= TASK BRIEF =
Each entry that follows needs to be written out exactly, with nothing left out.

= DATA =
BEGIN
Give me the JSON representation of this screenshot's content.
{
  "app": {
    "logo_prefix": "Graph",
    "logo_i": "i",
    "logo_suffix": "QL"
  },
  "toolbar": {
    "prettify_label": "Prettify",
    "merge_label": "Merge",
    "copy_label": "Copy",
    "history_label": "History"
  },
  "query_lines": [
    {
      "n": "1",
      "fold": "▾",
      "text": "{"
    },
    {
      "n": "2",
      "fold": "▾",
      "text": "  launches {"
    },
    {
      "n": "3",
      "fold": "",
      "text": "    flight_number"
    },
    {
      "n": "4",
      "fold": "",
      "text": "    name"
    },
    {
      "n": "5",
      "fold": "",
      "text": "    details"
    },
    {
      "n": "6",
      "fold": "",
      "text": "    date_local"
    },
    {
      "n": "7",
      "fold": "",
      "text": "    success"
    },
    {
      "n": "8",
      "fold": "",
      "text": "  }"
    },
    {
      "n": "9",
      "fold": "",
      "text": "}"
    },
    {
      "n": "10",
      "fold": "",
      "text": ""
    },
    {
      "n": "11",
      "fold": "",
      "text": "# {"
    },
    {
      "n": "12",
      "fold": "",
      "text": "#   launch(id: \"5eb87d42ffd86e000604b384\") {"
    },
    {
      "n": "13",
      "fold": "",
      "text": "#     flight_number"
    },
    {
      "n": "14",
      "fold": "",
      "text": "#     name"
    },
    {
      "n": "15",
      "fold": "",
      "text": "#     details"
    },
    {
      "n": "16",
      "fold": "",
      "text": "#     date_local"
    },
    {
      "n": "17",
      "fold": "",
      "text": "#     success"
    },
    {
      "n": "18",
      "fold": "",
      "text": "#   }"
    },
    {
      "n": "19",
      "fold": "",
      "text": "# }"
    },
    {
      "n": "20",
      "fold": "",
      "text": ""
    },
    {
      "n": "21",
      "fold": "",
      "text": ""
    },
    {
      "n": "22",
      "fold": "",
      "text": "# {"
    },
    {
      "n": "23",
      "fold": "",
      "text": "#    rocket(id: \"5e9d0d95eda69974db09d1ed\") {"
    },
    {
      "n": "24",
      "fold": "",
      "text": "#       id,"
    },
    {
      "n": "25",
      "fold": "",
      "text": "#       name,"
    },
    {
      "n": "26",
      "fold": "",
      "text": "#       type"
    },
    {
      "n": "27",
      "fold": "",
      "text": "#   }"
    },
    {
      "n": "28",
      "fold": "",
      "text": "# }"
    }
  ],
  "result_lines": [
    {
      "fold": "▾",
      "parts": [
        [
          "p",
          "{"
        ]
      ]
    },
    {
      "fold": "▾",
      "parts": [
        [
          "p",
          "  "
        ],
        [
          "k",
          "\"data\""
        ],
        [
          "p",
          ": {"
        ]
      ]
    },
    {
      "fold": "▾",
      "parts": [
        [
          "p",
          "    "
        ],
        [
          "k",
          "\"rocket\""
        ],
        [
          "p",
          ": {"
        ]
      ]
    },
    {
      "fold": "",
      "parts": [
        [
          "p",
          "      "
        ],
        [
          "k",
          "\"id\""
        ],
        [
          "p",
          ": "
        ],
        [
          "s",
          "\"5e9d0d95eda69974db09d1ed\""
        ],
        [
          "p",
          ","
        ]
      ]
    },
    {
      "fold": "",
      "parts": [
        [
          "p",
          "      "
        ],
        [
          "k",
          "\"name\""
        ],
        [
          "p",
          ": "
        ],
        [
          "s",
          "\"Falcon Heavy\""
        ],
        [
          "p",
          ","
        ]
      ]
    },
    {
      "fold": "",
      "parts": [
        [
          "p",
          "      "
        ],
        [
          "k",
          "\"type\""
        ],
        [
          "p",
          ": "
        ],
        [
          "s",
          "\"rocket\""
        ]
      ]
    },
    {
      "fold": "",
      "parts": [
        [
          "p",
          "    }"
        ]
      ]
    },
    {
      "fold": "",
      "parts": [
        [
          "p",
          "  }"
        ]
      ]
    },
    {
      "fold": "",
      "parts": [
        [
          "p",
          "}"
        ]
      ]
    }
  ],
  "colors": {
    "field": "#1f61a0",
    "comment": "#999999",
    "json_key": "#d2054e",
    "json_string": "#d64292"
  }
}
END
= ANSWER FOR THIS EXERCISE =
Give me the JSON representation of this screenshot's content.
{
  "app": {
    "logo_prefix": "Graph",
    "logo_i": "i",
    "logo_suffix": "QL"
  },
  "toolbar": {
    "prettify_label": "Prettify",
    "merge_label": "Merge",
    "copy_label": "Copy",
    "history_label": "History"
  },
  "query_lines": [
    {
      "n": "1",
      "fold": "▾",
      "text": "{"
    },
    {
      "n": "2",
      "fold": "▾",
      "text": "  launches {"
    },
    {
      "n": "3",
      "fold": "",
      "text": "    flight_number"
    },
    {
      "n": "4",
      "fold": "",
      "text": "    name"
    },
    {
      "n": "5",
      "fold": "",
      "text": "    details"
    },
    {
      "n": "6",
      "fold": "",
      "text": "    date_local"
    },
    {
      "n": "7",
      "fold": "",
      "text": "    success"
    },
    {
      "n": "8",
      "fold": "",
      "text": "  }"
    },
    {
      "n": "9",
      "fold": "",
      "text": "}"
    },
    {
      "n": "10",
      "fold": "",
      "text": ""
    },
    {
      "n": "11",
      "fold": "",
      "text": "# {"
    },
    {
      "n": "12",
      "fold": "",
      "text": "#   launch(id: \"5eb87d42ffd86e000604b384\") {"
    },
    {
      "n": "13",
      "fold": "",
      "text": "#     flight_number"
    },
    {
      "n": "14",
      "fold": "",
      "text": "#     name"
    },
    {
      "n": "15",
      "fold": "",
      "text": "#     details"
    },
    {
      "n": "16",
      "fold": "",
      "text": "#     date_local"
    },
    {
      "n": "17",
      "fold": "",
      "text": "#     success"
    },
    {
      "n": "18",
      "fold": "",
      "text": "#   }"
    },
    {
      "n": "19",
      "fold": "",
      "text": "# }"
    },
    {
      "n": "20",
      "fold": "",
      "text": ""
    },
    {
      "n": "21",
      "fold": "",
      "text": ""
    },
    {
      "n": "22",
      "fold": "",
      "text": "# {"
    },
    {
      "n": "23",
      "fold": "",
      "text": "#    rocket(id: \"5e9d0d95eda69974db09d1ed\") {"
    },
    {
      "n": "24",
      "fold": "",
      "text": "#       id,"
    },
    {
      "n": "25",
      "fold": "",
      "text": "#       name,"
    },
    {
      "n": "26",
      "fold": "",
      "text": "#       type"
    },
    {
      "n": "27",
      "fold": "",
      "text": "#   }"
    },
    {
      "n": "28",
      "fold": "",
      "text": "# }"
    }
  ],
  "result_lines": [
    {
      "fold": "▾",
      "parts": [
        [
          "p",
          "{"
        ]
      ]
    },
    {
      "fold": "▾",
      "parts": [
        [
          "p",
          "  "
        ],
        [
          "k",
          "\"data\""
        ],
        [
          "p",
          ": {"
        ]
      ]
    },
    {
      "fold": "▾",
      "parts": [
        [
          "p",
          "    "
        ],
        [
          "k",
          "\"rocket\""
        ],
        [
          "p",
          ": {"
        ]
      ]
    },
    {
      "fold": "",
      "parts": [
        [
          "p",
          "      "
        ],
        [
          "k",
          "\"id\""
        ],
        [
          "p",
          ": "
        ],
        [
          "s",
          "\"5e9d0d95eda69974db09d1ed\""
        ],
        [
          "p",
          ","
        ]
      ]
    },
    {
      "fold": "",
      "parts": [
        [
          "p",
          "      "
        ],
        [
          "k",
          "\"name\""
        ],
        [
          "p",
          ": "
        ],
        [
          "s",
          "\"Falcon Heavy\""
        ],
        [
          "p",
          ","
        ]
      ]
    },
    {
      "fold": "",
      "parts": [
        [
          "p",
          "      "
        ],
        [
          "k",
          "\"type\""
        ],
        [
          "p",
          ": "
        ],
        [
          "s",
          "\"rocket\""
        ]
      ]
    },
    {
      "fold": "",
      "parts": [
        [
          "p",
          "    }"
        ]
      ]
    },
    {
      "fold": "",
      "parts": [
        [
          "p",
          "  }"
        ]
      ]
    },
    {
      "fold": "",
      "parts": [
        [
          "p",
          "}"
        ]
      ]
    }
  ],
  "colors": {
    "field": "#1f61a0",
    "comment": "#999999",
    "json_key": "#d2054e",
    "json_string": "#d64292"
  }
}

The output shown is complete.